_Task details_. Check every line below for the word "label" and copy the ones that have it.

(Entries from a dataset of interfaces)
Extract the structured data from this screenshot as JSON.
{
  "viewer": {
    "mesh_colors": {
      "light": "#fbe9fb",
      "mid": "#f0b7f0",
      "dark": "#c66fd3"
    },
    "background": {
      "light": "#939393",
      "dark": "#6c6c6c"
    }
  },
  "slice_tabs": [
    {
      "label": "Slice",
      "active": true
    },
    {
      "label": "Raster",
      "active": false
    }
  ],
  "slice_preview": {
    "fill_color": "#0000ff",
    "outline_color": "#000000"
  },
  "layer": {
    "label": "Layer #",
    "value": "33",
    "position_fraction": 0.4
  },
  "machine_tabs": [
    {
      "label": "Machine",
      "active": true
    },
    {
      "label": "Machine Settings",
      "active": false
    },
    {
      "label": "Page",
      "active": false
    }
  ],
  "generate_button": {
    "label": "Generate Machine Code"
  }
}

_Written solution_.
      "label": "Slice",
      "label": "Raster",
    "label": "Layer #",
      "label": "Machine",
      "label": "Machine Settings",
      "label": "Page",
    "label": "Generate Machine Code"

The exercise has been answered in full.